When negotiations and discussions take place, lots of ideas are exchanged. Many points are raised, many of them are rejected by some, and ultimately a final decision is taken. After a final decision is taken with the consensus of all, the disagreements during the discussion phase cease to matter. Many of such disagreements or doubts may have been resolved or clarified already. Therefore, such dissent notes during the discussion phase of the Rafale deal does not mean that there was some major scam in the deal. It just means that healthy democratic discussion process took place while finalising the deal.
Air Marshal SBP Sinha,who headed Rafale negotiations from Indian side:Some notes being selectively picked up to prove a point.Fact is none of them are linked to Indian negotiating team. Indian negotiating team has forwarded its final report signed by all 7 members without dissent pic.twitter.com/OkynTx2355
— ANI (@ANI) February 11, 2019
Air Marshal SBP Sinha headed the INT for the Rafale deal, and he has already clarified that the final report was submitted by the team with signature of all the seven members, without any dissent. He has also pointed out that the notes being selectively published are from such persons who were not part of the negotiation team.
Coming to the anti-corruption clause, that is applicable for a direct deal with private companies only, where there are possibilities of bribes and middleman. In Inter Governmental Agreements, such clauses are waived as per the provisions of DPP, and hence there are no illegalities in that as N Ram wants to suggest.
Rafale is not the first Inter Governmental Agreement India has signed, before this such deals were signed with Russia and USA. And similar waivers were granted in those agreements too. The deal for Sukhoi jet that India signed with Russia had also waived the bank guarantee and anti-corruption clause, which was signed by Congress government.
Air Marshal SBP Sinha,who headed Rafale negotiations from Indian side,on anti-corruption clause in govt to govt contract:Till now,we had ‘govt to govt’ contract with America&Russia. It’s the 3rd ‘govt to govt’ contract, which is with France. Such clause isn’t there in any of them pic.twitter.com/0BKnCZLYpP
— ANI (@ANI) February 11, 2019

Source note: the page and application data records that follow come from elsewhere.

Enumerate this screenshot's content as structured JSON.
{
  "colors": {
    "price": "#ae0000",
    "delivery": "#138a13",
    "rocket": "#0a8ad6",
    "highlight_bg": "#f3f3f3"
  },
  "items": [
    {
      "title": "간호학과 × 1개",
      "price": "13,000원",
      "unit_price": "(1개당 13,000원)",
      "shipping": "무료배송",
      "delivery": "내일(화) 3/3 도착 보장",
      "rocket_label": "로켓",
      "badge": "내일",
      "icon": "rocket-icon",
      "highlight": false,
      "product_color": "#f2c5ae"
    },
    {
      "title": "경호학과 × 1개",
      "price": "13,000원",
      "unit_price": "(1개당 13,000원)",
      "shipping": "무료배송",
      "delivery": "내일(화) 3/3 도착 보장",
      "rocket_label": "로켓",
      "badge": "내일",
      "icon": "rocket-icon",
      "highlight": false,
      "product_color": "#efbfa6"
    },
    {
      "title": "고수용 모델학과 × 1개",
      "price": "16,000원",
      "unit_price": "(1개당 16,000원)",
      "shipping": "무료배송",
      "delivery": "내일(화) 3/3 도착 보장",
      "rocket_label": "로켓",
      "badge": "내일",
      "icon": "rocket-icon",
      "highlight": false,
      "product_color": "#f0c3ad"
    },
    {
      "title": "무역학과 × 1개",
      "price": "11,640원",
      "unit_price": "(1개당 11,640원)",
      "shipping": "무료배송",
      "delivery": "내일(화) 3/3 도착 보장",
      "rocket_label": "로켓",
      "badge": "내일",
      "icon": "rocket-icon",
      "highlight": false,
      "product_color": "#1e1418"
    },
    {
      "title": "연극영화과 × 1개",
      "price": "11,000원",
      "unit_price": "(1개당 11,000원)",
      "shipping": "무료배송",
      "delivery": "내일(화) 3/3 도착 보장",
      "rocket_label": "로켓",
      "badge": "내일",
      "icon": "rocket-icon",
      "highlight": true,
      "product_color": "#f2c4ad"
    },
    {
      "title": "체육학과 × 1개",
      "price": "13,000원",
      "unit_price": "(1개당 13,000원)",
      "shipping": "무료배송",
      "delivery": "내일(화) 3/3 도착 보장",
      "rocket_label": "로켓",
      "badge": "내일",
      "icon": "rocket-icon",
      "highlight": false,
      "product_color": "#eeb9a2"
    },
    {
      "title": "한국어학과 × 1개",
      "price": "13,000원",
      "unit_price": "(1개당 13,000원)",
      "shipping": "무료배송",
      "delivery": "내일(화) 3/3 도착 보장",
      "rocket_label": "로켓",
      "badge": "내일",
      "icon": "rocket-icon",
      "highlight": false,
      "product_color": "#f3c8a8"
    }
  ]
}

Air Marshal SBP Sinha has further clarified that anti-corruption clause was not there in any of the Inter Governmental Agreements that India had signed earlier, and Rafale is not the first deal to have such an exemption. To claim that such routine exemption for a government to government is nothing by a lie to derail the Rafale deal.
Coming to the allegation that Modi government discarded suggestion for payment to an Escrow account managed by France government and is making payments directly to Dassault, this completely wrong. The Indian government has signed the deal with the French government, and hence the payments are also being made to the French government only. In December last year, the government of India had announced that it was making a payment of 25% of the deal value to the government of France.
According to reports, the French government has set up a treasury account in their national bank to receive proceeds from India, and payments will be released to vendors only after verification of the progress of the deal. There is no direct payment to Dassault or MBDA, and all payments are made to French government-controlled bank account only. This means that the allegations that the government of India is making payments directly to vendors are incorrect. It also shows that the official raising the objection was perhaps not aware of the detail of the deal.